Drexel University The Westphal College of Media Arts and Design has launched one of the first accredited virtual reality and immersive media programs. In 2018, Drexel University’s Animation, Capture and Effects Lab, known as ACE-Lab, introduced immersive media including augmented reality (AR), virtual reality (VR ) and other interactive experiences. Today, Drexel’s virtual reality and immersive media programs continue to be a leader in its field, teaching and engaging students with the latest processes and technologies.
In early 2021, Drexel University introduced new immersive multimedia technology that provides students with in-depth and hands-on learning experiences. Drexel University collaborated with Scalable display technologies to create a cost effective and realistic solution for traditional LED screens used in immersive environments.
“The typical immersive media environment is incredibly expensive,” said Nicholas Jushchyshyn, director of the virtual reality and immersive media program at Drexel University Westphal College of Media Arts and Design. “We wanted to use projection, rather than LED walls, to create a cost effective solution. We worked with Scalable to create a high-quality solution to create an immersive multimedia environment without the cost of LED screens. We are using a screen that is 10 feet wide and 12 feet high. It’s an existing screen that we have on site. The talent has traditional studio lights on it, but they are not overexposed and the projection background can be pure white. It is the result of two synchronized, calibrated, distorted and superimposed laser projectors. It creates the same intensity as a traditional LED video wall, but from two projectors. Scalable allowed us to take two laser projectors and stack the projections with perfect layering.
The ACE-Lab is not only used for immersive media programs, but also by many other graduate and undergraduate programs, including animation, visual effects, and digital design. Drexel University needed to implement a system that would accommodate other programs using the space.
“For us, there were many benefits to using projection instead of LED screens,” Jushchyshyn said. “Not only is it much cheaper, but it’s incredibly flexible if we want to use it in a different location. The space we use for production is a multipurpose space. We designed the whole system on a mobile cart. We can maintain the versatility of the room by being able to move the projectors. A side benefit of this particular approach is the future-proof design. We are currently using a 12 foot wall, but we may add another wall in the future and create a full projection surface on a larger space. Using Scalable’s software we can project side by side and have overlapping blending between images.

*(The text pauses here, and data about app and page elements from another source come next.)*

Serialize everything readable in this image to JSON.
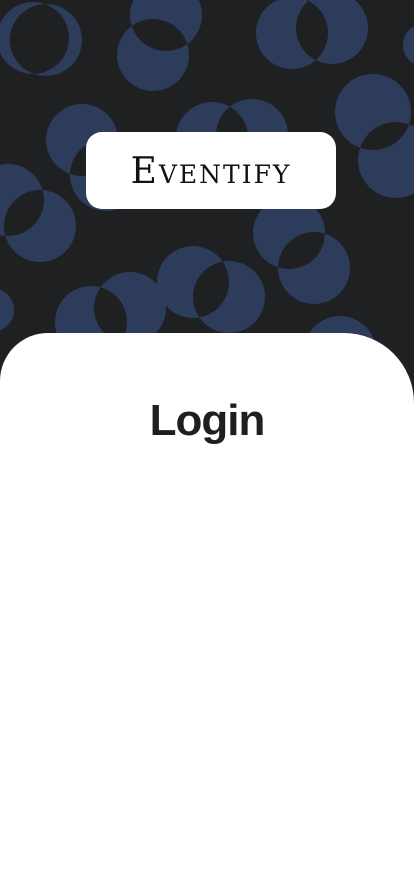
{
  "app": {
    "logo_text": "Eventify"
  },
  "login": {
    "title": "Login"
  },
  "colors": {
    "background": "#1e2022",
    "pattern": "#2e3c5c",
    "sheet": "#ffffff",
    "text": "#1e1f21"
  }
}
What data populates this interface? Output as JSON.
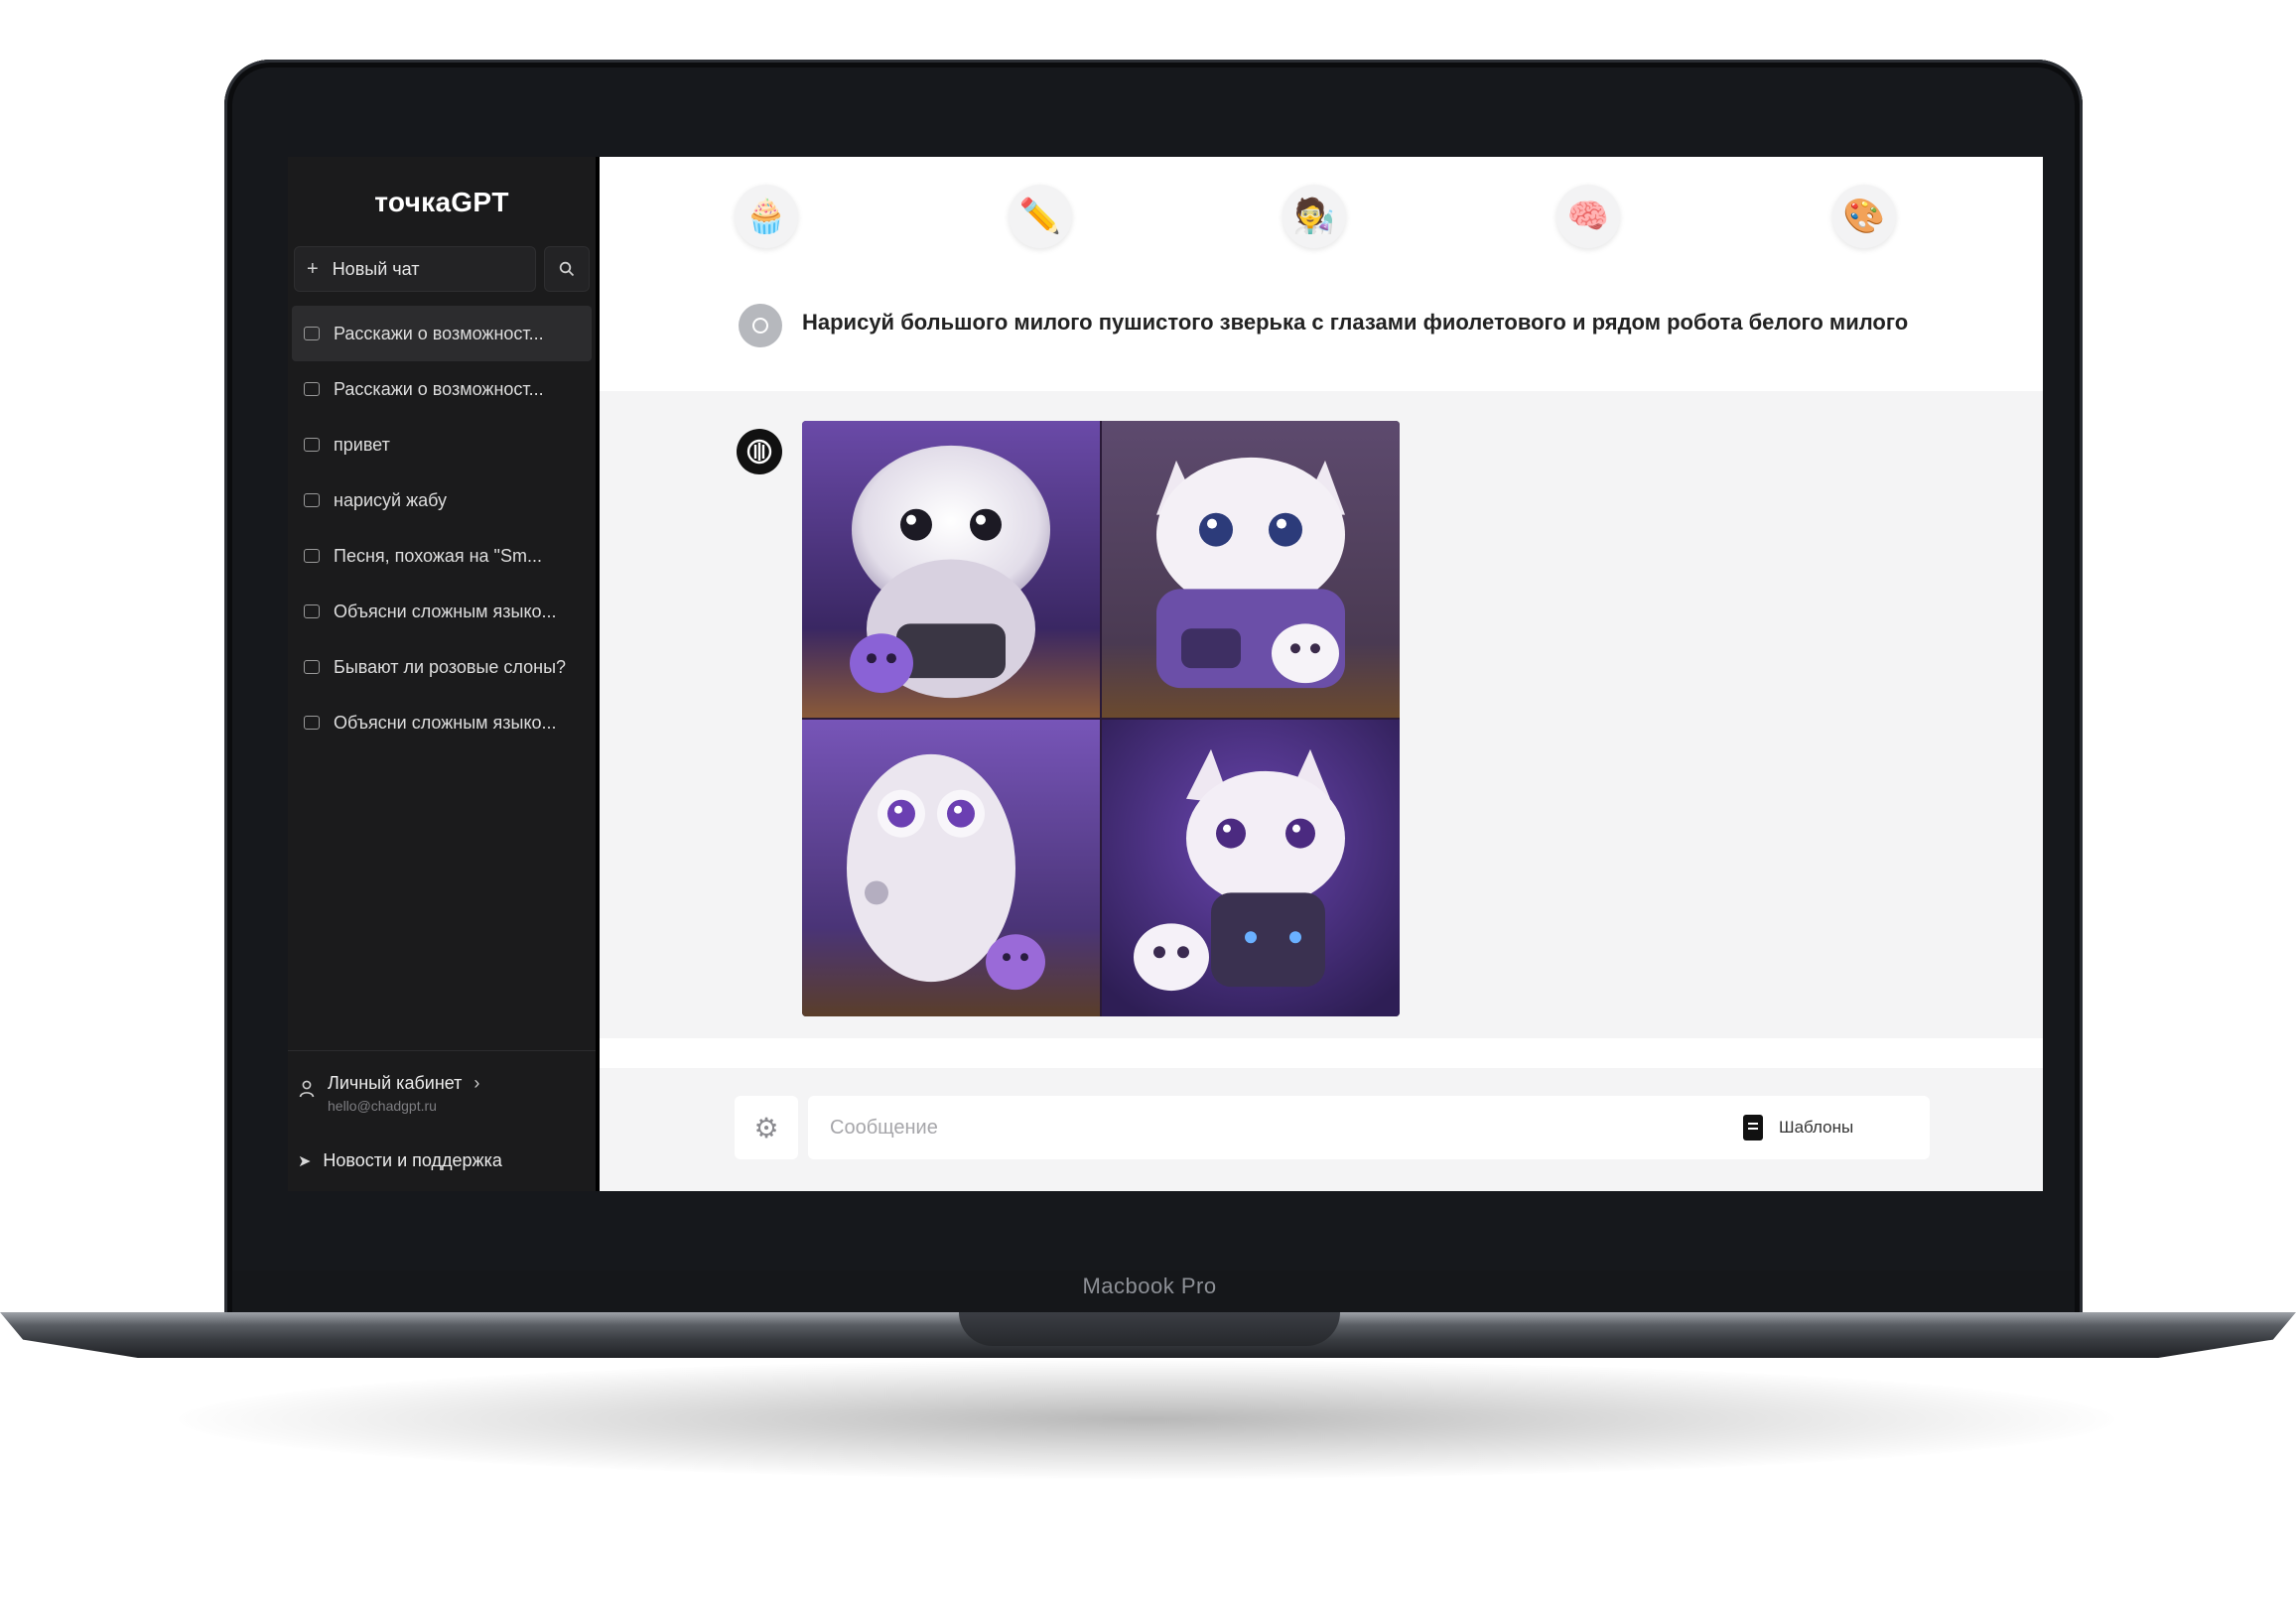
{
  "device": {
    "model_label": "Macbook Pro"
  },
  "sidebar": {
    "logo": "точкаGPT",
    "new_chat_label": "Новый чат",
    "chats": [
      {
        "title": "Расскажи о возможност..."
      },
      {
        "title": "Расскажи о возможност..."
      },
      {
        "title": "привет"
      },
      {
        "title": "нарисуй жабу"
      },
      {
        "title": "Песня, похожая на \"Sm..."
      },
      {
        "title": "Объясни сложным языко..."
      },
      {
        "title": "Бывают ли розовые слоны?"
      },
      {
        "title": "Объясни сложным языко..."
      }
    ],
    "account": {
      "name": "Личный кабинет",
      "email": "hello@chadgpt.ru"
    },
    "support_label": "Новости и поддержка"
  },
  "model_icons": [
    "cupcake-icon",
    "pencil-icon",
    "scientist-icon",
    "brain-icon",
    "palette-icon"
  ],
  "conversation": {
    "user_message": "Нарисуй большого милого пушистого зверька с глазами фиолетового и рядом робота белого милого",
    "bot_images": [
      "fluffy-cat-robot-1",
      "fluffy-cat-robot-2",
      "fluffy-owl-robot-3",
      "fluffy-cat-robot-4"
    ]
  },
  "composer": {
    "placeholder": "Сообщение",
    "templates_label": "Шаблоны"
  },
  "colors": {
    "sidebar_bg": "#1b1b1c",
    "chat_bg": "#f4f4f5",
    "accent_purple": "#7a4fc4"
  }
}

Scalable’s software automatically distorts and merges multiple projectors into a single, seamless display. It allows Drexel University to streamline recalibration if the system has been moved. “We’ve worked with Scalable for the past 20 years,” Jushchyshyn said. “We are involved in dome projection and building projection, which is how we were initially introduced to Scalable. It was only from the studio app that we used Scalable in a very unique way. Scalable provides opportunities, especially for schools and independent productions, to work with immersive media technology. They can incorporate the same software implications and tools as cinema-grade LED walls, motion capture, and camera tracking. It is the same technology as a large production but at a more accessible price.